|1978||Central Research Laboratory successfully developed an FE-TEM with a lattice resolution of 0.062nm and observed magnetic field lines.|
|1982||Computer controlled FE-SEM S-800 was launched|
|1983||Delivered 100kV FE-TEM H-600FE to Osaka University.|
|1984||Launched CD-SEM3 S-6000 for semiconductor devices.|
|1985||Delivered the ultrahigh resolution in-lens FE-SEM UHS-T1 to Tottori University.|
|1986||Launched the in-lens FE-SEM S-900.
Central Research Laboratory fully demonstrated the Aharanov-Bohm effect, providing a sound basis for the experimental findings of 1982.
|1988||Launched CD-SEM S-7000, a wafer process evaluation tool for semiconductor devices.|
|1989||Central Research Laboratory successfully developed a 350kV holography TEM with a lattice resolution of 0.055nm and observed dynamic flux quantum.
Delivered the ultrahigh resolution low voltage in-lens FE-SEM S-900LV to Japan Women's University.
FE-SEM reached 1,000 units in total.
Launched a 200kV FE-TEM HF-2000.
|1991||Launched Hitachi's first low vacuum SEM S-2250N.|
|1992||Launched the semi-in-lens FE-SEM S-4500.|
|1994||Launched CD-SEM S-8800.|
|1995||Delivered a 3MV ultrahigh voltage TEM featuring the world's highest voltage to Osaka University.
200kV FE-SEM Miracle Eye HM-2000 received the R&D 100 Award by R&D Magazine.
|1996||Launched the semi-in-lens FE-SEM S-4700.
CD-SEM reached 1,000 units in total.
|1998||Launched the ultra-thin film evaluation system HD-2000.|
|2000||Advanced Research Laboratory successfully developed a 1MV ultrahigh voltage FE-TEM with a lattice resolution of 0.0498nm and observed high-temperature superconductors.
Launched CD-SEM S-9300.
|2001||Launched Defect Review SEM RS-3000.|
|2002||Launched the semi-in-lens FE-SEM S-4800.|
|2005||Launched the Tabletop Microscope TM-1000.|
|2006||Launched CD-SEM CG4000.
Launched the Spherical Aberration Corrected FE-STEM4 HD-2700.
Launched the 300 kV FE-TEM HF-3300.
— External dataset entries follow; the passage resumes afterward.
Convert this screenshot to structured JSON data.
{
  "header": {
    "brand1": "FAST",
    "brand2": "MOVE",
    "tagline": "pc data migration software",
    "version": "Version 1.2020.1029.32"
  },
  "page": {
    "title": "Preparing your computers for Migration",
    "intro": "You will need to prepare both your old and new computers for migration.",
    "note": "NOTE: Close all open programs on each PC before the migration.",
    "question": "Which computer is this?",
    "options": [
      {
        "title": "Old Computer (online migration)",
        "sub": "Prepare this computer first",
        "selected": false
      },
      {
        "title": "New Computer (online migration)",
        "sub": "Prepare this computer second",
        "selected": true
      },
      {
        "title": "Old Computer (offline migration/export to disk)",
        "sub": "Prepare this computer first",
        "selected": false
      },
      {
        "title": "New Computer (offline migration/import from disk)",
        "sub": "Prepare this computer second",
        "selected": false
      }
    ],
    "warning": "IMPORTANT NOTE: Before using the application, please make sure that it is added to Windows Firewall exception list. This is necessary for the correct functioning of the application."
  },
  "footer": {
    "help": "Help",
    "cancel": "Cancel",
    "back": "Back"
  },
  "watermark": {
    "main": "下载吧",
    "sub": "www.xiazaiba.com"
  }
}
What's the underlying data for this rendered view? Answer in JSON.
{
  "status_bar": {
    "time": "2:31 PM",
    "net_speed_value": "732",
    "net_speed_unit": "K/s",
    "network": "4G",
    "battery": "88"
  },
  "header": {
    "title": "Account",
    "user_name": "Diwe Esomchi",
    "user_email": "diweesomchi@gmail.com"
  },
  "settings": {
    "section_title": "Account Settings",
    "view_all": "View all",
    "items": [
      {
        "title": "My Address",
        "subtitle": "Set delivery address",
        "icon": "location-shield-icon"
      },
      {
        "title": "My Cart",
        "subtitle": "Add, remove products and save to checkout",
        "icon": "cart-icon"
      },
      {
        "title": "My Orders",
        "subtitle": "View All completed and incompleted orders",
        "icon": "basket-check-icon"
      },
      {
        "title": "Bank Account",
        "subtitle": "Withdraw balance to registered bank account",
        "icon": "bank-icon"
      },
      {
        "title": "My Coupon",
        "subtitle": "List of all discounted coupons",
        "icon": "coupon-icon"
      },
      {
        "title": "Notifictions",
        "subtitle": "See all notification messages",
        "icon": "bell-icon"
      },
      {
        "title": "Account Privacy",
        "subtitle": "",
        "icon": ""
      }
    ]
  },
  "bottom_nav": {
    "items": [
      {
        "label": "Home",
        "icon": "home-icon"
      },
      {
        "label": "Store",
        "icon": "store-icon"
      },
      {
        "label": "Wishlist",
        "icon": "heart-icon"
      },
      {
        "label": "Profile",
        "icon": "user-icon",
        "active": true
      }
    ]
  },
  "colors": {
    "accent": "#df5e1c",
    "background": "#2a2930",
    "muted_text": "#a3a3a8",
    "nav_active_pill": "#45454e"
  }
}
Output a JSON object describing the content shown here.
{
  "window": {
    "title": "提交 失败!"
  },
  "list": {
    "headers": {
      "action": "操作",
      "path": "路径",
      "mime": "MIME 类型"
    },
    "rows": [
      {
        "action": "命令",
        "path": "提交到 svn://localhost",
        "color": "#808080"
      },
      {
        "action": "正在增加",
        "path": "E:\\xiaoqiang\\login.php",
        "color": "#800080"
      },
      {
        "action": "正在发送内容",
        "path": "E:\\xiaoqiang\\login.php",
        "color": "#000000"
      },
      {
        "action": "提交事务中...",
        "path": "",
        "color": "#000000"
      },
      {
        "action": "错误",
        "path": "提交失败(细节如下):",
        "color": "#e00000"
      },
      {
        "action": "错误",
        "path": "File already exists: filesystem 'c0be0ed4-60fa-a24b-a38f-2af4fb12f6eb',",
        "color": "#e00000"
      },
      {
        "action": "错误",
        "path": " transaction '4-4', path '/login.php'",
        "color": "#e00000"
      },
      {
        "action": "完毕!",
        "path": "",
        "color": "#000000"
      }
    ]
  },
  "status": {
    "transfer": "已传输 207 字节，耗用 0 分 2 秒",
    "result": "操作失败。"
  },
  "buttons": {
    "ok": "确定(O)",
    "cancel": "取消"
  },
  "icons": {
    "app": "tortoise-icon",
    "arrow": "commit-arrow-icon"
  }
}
|2008||Received the Okochi Memorial Production Award for the development and application of an advanced CD-SEM for measuring ultra-fine semiconductor patterns.
Launched the semi-in-lens FE-SEM SU8000.
|2010||Launched Defect Review SEM RS6000.|
|2011||Launched the in-lens FE-SEM SU9000.
Launched CD-SEM CG5000.
CD-SEM and FE-SEM reached 4,000 units and 5,000 units in total.
|2012||Received the IEEE Milestone for first practical field emission electron microscope.|
1 The HU-2 is on display at the Nagoya University Museum and is registered in the database of materials on the history of industrial technology at the National Museum of Nature and Science, and also received the One Step on Electro-Technology from The Institute of Electrical Engineers of Japan.
2 EPMA: Electron Probe Micro Analyzer
3 CD-SEM: Critical Dimension-Scanning Electron Microscope
4 FE-STEM: Field Emission-Scanning Transmission Electron Microscope